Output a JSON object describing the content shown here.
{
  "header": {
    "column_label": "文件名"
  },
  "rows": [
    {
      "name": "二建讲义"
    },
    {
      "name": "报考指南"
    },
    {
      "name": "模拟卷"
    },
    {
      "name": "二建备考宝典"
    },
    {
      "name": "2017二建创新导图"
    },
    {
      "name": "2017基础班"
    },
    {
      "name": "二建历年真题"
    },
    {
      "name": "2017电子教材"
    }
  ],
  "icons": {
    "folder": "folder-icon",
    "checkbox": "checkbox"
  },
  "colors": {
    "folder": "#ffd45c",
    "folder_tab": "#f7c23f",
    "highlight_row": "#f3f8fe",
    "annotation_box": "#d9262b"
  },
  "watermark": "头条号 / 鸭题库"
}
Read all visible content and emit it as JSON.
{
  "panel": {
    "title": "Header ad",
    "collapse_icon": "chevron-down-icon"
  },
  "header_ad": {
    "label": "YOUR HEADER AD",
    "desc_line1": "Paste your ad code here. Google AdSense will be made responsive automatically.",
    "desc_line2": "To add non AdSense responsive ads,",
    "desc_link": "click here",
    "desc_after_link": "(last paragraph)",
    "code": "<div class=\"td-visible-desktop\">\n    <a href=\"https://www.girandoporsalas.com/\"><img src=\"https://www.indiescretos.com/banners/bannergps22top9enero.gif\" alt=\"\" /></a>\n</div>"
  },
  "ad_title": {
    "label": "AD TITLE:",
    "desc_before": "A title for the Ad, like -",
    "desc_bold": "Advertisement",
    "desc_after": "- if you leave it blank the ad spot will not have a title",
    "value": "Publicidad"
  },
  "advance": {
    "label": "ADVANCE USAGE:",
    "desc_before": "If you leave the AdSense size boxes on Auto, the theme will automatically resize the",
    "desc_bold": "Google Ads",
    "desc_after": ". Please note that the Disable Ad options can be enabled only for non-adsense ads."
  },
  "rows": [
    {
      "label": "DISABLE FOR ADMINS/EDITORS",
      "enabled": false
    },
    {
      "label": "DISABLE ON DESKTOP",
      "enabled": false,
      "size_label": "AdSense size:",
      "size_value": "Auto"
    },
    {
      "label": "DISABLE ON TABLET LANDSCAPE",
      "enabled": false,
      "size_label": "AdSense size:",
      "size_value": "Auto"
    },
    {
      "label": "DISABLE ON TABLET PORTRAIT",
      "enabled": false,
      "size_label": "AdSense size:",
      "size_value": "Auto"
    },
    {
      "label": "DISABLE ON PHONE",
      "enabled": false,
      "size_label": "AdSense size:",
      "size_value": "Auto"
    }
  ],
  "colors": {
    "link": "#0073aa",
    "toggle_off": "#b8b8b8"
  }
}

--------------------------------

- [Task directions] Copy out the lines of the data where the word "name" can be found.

- [Reply to the exercise]
      "name": "二建讲义"
      "name": "报考指南"
      "name": "模拟卷"
      "name": "二建备考宝典"
      "name": "2017二建创新导图"
      "name": "2017基础班"
      "name": "二建历年真题"
      "name": "2017电子教材"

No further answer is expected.